So how does the U.S. solve the problem given the ineffectiveness of the changes to the Treasury Regulations?  Possible solutions could be: 1. To lower the corporate tax rate in the United States; or 2. A Tax Holiday.  See Congressional Research Service’s article: Corporate Expatriation, Inversion and Mergers: Tax Issues for a discussion of the solutions proposed to solve the inversion problem.

The first solution would be to de-incentivize corporations from changing their home jurisdiction by matching the corporate rates in other countries.  However, that might not stop the mass exodus of corporations or generate job in the U.S.  See Sam Becker’s article about Kansas’ attempt to lower tax rates for businesses and the negative impact on jobs in Kansas.
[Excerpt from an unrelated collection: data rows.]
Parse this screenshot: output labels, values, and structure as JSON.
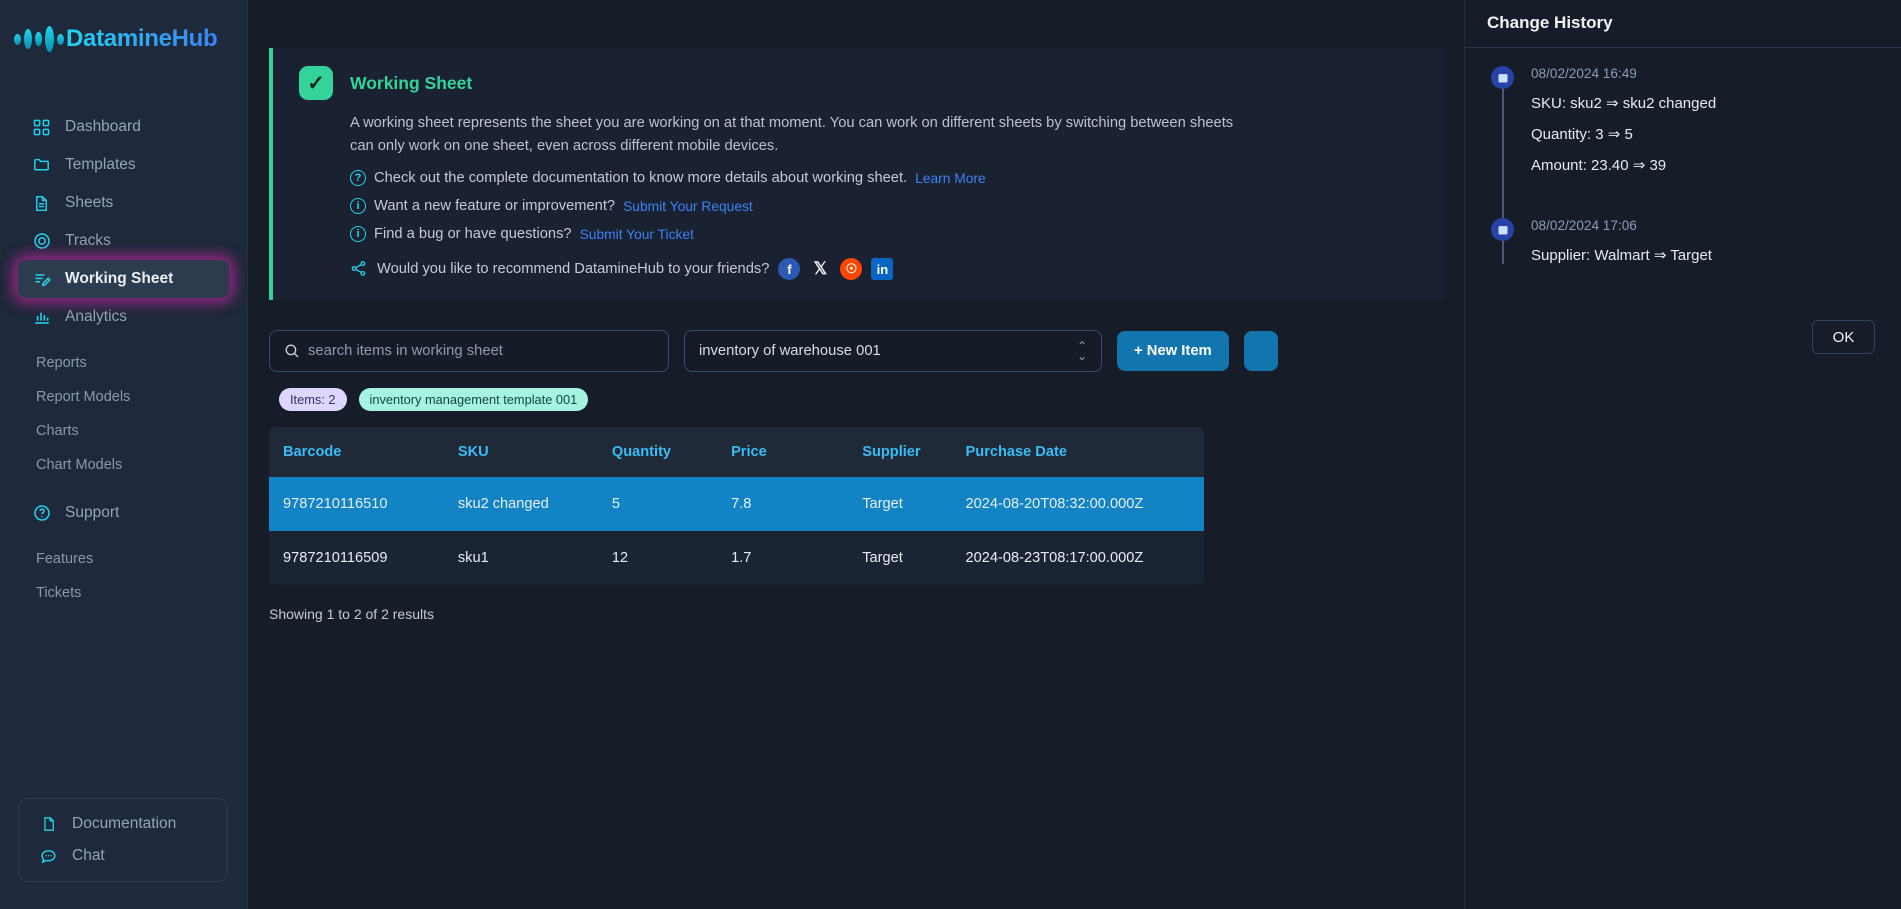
{
  "app": {
    "name": "DatamineHub"
  },
  "sidebar": {
    "main_items": [
      {
        "label": "Dashboard",
        "icon": "grid-icon",
        "active": false
      },
      {
        "label": "Templates",
        "icon": "folder-icon",
        "active": false
      },
      {
        "label": "Sheets",
        "icon": "document-icon",
        "active": false
      },
      {
        "label": "Tracks",
        "icon": "target-icon",
        "active": false
      },
      {
        "label": "Working Sheet",
        "icon": "edit-list-icon",
        "active": true
      },
      {
        "label": "Analytics",
        "icon": "bar-chart-icon",
        "active": false
      }
    ],
    "analytics_subitems": [
      "Reports",
      "Report Models",
      "Charts",
      "Chart Models"
    ],
    "support": {
      "label": "Support",
      "icon": "question-circle-icon"
    },
    "support_subitems": [
      "Features",
      "Tickets"
    ],
    "bottom_items": [
      {
        "label": "Documentation",
        "icon": "file-icon"
      },
      {
        "label": "Chat",
        "icon": "chat-bubble-icon"
      }
    ]
  },
  "banner": {
    "title": "Working Sheet",
    "paragraph": "A working sheet represents the sheet you are working on at that moment. You can work on different sheets by switching between sheets\ncan only work on one sheet, even across different mobile devices.",
    "doc_line": "Check out the complete documentation to know more details about working sheet.",
    "doc_link": "Learn More",
    "feature_line": "Want a new feature or improvement?",
    "feature_link": "Submit Your Request",
    "bug_line": "Find a bug or have questions?",
    "bug_link": "Submit Your Ticket",
    "share_line": "Would you like to recommend DatamineHub to your friends?",
    "socials": [
      "facebook-icon",
      "x-twitter-icon",
      "reddit-icon",
      "linkedin-icon"
    ],
    "accent_color": "#34d399"
  },
  "toolbar": {
    "search_placeholder": "search items in working sheet",
    "search_value": "",
    "sheet_select_value": "inventory of warehouse 001",
    "new_item_label": "+ New Item"
  },
  "badges": {
    "items_count": "Items: 2",
    "template": "inventory management template 001"
  },
  "table": {
    "columns": [
      "Barcode",
      "SKU",
      "Quantity",
      "Price",
      "Supplier",
      "Purchase Date"
    ],
    "rows": [
      {
        "selected": true,
        "cells": [
          "9787210116510",
          "sku2 changed",
          "5",
          "7.8",
          "Target",
          "2024-08-20T08:32:00.000Z"
        ]
      },
      {
        "selected": false,
        "cells": [
          "9787210116509",
          "sku1",
          "12",
          "1.7",
          "Target",
          "2024-08-23T08:17:00.000Z"
        ]
      }
    ],
    "results_text": "Showing 1 to 2 of 2 results",
    "header_color": "#38bdf8",
    "selected_row_color": "#1284c4"
  },
  "change_history": {
    "title": "Change History",
    "entries": [
      {
        "timestamp": "08/02/2024 16:49",
        "changes": [
          "SKU: sku2 ⇒ sku2 changed",
          "Quantity: 3 ⇒ 5",
          "Amount: 23.40 ⇒ 39"
        ]
      },
      {
        "timestamp": "08/02/2024 17:06",
        "changes": [
          "Supplier: Walmart ⇒ Target"
        ]
      }
    ],
    "ok_label": "OK"
  }
}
The second solution might be to declare a tax holiday and allow the companies to bring back money to the United States at a reduced rate or without paying tax.  As stated in Jaimie Woo’s Huffington Post article this might not be the best idea, because it is rewarding the companies that shifted its profits offshore through transfer pricing by allowing them to bring the profits home at a much lower rate.  Also, the tax holiday would not address the problem of inversions, because the reason the companies are inverting is to avoid all U.S. taxation, not just at a reduced rate.

Another possibility, but rarely discussed is an expatriation tax.  This solution wouldn’t solve the corporate inversion problem, but would provide a huge incentive to not invert. What is an expatriation tax?  If you are a U.S. Citizen and want to renounce your citizenship (or are ordered to renounce your U.S. citizenship), the IRS treats that situation as an expatriation and imposes a tax on all your assets.  See Internal Revenue Code Section 877A.  As stated by the IRS, the Expatriation Tax would treat the individual as having sold all of his/her assets the day before expatriating their citizenship, and would impose a tax on the sale of those assets (with a sizable exemption).

The Expatriation Tax Model could be implemented to include Corporations and not just U.S. individuals.  This would require the U.S. Corporations to pay the tax on the deferred earnings of their offshore subsidiaries, and all other assets prior to inverting to the foreign jurisdiction.  This would make sure the company pays its fair share of U.S. taxes before utilizing the foreign jurisdictions tax benefits.

Could this unique solution work?  It might not stop the inversions, but it would at least cause the corporations to pay their fair share of taxes for choosing to relocate (on paper) its corporate headquarters in another jurisdiction.  Unfortunately, as with the proposed legislation (changing the tax rate and a tax holiday) it is unlikely that Congress will implement this solution to prevent corporations from avoiding U.S. taxes.

If you feel strongly about inversions and have specific/credible information about corporations avoiding the payment of tax, something that you can do now to limit the tax avoidance is to utilize the IRS tax whistleblower program.  The IRS pays an award between 15% to 30% of the tax collected to a whistleblower with specific and credible information about a corporate taxpayer’s avoidance of tax (either through an inversion or other methods, such as transfer pricing, or sham transactions).   Contact us if you want to file a tax whistleblower claim.